YONG HUI: What did you do before starting HotelQuickly?
TOMAS: This is my third company. I sold my second. With that, I had a bit of cash, and an idea of what I want to do. My passion and excitement comes from execution and focus. As an investor, even if you are very hands-on, you are still juggling five or more projects. When I looked into this opportunity in 2014, I quickly fell in love with the model, the challenge, and the problem this is solving. I saw the huge opportunity in this region, and didn’t take me long to jump into this—from the idea to me landing in this region took two weeks. That was fun!
If money is my driver, I will be unhappy for the rest of my life. I don’t think there is anyone who can be happy just from having money alone.
YONG HUI: What would you consider to have made it?
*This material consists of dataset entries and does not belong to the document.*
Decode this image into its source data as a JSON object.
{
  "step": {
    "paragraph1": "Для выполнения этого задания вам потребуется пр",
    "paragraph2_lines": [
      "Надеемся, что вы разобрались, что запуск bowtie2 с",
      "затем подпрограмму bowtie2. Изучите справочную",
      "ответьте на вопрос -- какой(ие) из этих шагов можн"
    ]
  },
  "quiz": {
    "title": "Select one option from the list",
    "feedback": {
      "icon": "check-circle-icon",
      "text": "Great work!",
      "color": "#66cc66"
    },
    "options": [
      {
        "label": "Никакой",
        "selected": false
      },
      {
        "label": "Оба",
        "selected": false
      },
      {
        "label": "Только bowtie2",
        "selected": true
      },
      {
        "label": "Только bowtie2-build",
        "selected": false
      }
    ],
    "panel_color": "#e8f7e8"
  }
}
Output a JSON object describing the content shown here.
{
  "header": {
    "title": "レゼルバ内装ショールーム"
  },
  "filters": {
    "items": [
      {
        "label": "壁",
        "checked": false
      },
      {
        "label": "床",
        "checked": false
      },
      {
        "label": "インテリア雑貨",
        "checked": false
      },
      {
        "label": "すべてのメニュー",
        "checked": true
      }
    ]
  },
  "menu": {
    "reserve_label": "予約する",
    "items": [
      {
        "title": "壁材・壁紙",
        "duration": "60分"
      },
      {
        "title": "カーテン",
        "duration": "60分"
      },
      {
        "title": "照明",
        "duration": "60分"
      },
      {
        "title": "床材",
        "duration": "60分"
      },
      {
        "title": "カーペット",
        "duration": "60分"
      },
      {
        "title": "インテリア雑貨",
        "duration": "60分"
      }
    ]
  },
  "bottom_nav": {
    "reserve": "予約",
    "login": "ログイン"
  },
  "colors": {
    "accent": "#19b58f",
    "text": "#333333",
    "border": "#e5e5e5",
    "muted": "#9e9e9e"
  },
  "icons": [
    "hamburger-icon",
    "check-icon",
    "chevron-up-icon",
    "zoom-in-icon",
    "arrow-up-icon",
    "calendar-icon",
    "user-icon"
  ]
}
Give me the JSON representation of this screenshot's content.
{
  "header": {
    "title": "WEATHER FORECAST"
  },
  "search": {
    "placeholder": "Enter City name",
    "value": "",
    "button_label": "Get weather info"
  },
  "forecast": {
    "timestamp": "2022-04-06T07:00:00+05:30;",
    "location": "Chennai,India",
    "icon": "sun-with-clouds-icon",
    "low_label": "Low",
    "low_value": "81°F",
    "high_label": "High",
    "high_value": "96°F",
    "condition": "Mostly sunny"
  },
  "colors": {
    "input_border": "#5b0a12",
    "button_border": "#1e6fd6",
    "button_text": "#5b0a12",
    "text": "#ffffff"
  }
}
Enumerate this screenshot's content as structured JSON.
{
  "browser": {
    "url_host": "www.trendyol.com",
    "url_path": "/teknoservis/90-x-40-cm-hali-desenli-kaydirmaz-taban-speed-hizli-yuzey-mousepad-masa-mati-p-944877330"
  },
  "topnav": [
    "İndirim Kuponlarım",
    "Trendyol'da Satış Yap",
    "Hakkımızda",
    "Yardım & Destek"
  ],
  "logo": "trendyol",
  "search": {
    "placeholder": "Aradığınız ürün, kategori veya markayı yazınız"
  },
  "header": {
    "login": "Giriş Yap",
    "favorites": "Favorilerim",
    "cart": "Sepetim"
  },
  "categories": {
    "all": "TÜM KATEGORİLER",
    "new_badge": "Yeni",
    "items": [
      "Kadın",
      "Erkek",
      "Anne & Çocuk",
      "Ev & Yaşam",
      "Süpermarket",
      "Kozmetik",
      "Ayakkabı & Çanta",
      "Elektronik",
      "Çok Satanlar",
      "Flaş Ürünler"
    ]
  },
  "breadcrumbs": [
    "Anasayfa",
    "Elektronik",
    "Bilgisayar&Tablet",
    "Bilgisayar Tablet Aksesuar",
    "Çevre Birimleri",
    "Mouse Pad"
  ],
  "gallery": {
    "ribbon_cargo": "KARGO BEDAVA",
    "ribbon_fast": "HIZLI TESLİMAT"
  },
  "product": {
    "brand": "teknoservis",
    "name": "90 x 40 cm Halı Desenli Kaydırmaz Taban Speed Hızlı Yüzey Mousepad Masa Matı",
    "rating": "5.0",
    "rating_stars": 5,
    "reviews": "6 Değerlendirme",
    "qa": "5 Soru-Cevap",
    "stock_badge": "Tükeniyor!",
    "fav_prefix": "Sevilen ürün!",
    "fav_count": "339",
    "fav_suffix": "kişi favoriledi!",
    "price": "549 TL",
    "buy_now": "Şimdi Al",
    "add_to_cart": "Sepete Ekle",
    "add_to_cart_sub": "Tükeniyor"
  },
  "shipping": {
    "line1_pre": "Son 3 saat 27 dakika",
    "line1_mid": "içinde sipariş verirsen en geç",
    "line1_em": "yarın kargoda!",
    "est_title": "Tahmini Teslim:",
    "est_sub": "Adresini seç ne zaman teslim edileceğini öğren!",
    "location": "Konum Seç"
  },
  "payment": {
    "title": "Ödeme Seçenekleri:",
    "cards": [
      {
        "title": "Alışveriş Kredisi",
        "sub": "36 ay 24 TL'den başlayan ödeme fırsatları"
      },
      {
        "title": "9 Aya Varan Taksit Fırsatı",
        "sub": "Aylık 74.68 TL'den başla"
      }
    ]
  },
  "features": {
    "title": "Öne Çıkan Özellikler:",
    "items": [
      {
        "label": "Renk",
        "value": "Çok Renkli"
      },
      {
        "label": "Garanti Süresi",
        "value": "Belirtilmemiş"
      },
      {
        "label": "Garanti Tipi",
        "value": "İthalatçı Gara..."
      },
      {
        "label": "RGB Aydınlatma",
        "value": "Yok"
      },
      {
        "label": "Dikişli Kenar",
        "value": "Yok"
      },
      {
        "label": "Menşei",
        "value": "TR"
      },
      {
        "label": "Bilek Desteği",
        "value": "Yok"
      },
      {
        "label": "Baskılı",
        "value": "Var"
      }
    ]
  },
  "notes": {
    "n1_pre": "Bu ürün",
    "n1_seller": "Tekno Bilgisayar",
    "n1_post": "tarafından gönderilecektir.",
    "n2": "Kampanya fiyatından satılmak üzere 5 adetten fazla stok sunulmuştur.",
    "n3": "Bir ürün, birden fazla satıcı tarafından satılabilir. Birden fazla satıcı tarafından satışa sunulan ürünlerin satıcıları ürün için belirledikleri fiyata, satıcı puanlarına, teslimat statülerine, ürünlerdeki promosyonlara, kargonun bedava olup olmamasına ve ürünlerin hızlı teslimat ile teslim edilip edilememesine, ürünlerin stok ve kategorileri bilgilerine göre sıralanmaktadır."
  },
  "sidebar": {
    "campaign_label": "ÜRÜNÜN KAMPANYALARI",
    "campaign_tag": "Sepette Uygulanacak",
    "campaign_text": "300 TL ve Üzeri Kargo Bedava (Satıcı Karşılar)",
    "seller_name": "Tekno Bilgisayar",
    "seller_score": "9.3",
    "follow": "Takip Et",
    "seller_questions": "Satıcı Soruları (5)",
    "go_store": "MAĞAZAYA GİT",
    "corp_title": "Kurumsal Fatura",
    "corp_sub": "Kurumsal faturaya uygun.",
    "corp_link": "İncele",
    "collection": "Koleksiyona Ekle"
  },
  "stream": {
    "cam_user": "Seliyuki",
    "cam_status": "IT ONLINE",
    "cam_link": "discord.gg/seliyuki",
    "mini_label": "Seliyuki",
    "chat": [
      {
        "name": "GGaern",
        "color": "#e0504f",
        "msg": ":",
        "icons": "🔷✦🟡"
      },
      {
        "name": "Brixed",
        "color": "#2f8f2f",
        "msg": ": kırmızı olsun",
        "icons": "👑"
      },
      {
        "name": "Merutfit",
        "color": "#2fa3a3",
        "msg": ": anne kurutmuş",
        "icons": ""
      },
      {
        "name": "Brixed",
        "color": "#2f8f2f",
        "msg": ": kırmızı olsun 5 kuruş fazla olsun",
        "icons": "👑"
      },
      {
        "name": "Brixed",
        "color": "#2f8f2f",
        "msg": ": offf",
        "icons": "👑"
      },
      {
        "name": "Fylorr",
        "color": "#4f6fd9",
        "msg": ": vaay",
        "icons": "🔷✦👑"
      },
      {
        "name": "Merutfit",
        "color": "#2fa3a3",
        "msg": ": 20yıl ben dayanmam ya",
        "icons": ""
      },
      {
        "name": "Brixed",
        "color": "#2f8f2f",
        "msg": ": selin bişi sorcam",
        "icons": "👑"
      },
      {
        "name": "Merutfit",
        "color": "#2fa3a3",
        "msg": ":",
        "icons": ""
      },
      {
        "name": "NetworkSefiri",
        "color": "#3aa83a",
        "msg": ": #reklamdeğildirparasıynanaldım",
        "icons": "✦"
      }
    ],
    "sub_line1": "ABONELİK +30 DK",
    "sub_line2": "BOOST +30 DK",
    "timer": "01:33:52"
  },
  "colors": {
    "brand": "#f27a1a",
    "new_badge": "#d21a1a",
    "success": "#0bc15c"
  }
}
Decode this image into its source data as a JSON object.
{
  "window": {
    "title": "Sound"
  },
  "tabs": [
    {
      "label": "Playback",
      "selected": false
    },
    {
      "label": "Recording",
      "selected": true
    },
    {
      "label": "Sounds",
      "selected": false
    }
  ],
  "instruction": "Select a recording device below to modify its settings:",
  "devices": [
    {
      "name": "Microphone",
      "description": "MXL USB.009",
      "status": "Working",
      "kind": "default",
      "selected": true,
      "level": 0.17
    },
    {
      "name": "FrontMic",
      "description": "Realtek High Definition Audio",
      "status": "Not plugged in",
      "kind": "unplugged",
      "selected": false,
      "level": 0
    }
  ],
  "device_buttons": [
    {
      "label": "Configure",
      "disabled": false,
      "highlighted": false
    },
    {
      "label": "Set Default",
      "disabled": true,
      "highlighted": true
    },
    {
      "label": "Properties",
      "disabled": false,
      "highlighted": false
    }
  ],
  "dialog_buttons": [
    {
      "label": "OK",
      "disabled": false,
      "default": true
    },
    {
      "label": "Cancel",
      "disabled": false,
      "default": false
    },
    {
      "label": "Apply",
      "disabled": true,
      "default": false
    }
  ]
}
TOMAS: I could get philosophical about this and go beyond the title of your magazine. Money is one measure of business success. At the end of the day, every business is there to make money whatever angle you throw at it. Having said that, to me personally, money does not really matter, whether it’s ten million, twenty million, hundred million, a billion, because there will always be people who have a lot more than I do. If money is my driver, I will be unhappy for the rest of my life. I don’t think there is anyone who can be happy just from having money alone. For me, it's more about being able to have fun and enjoy what I do. I want to do something meaningful, which contributes to the well-being of others.
YONG HUI: You seem to like philosophy.
TOMAS: I think philosophy is underrated in today’s society. People think it’s not relevant or practical today, and does not deliver immediate gratification, but that is a short-sighted view. I never studied philosophy, but what it does is make sense of what's out there from different perspectives. At the end of the day, your whole life is just made up of how you look at things. It is interesting to me the same way marketing or physics are.
Any given advice isn't good or bad per se. You should be grateful for advice you get, but how you apply it to your own context is key.
YONG HUI: What are bad advice entrepreneurs get?
TOMAS: Any given advice isn't good or bad per se. You should be grateful for advice you get, but how you apply it to your own context is key. There are tonnes of advice out there such as “Just do it”, or “Think it through”, “focus”, or “pivot”, and you go—what the hell am I supposed to do?
YONG HUI: Do you have a specific example?
TOMAS: When I was younger, I under-appreciated experience. Being able to see the right context comes with experience. A lot of times, you can only fully appreciate advice when you have the experience. If not, you won’t really get it. You may think you understand the advice, but you don’t.
YONG HUI: Any big announcements or plans this year?
TOMAS: Yes, we plan to announce a big feature some time soon. I cannot disclose much right now, but I will be happy to let you know once it is out.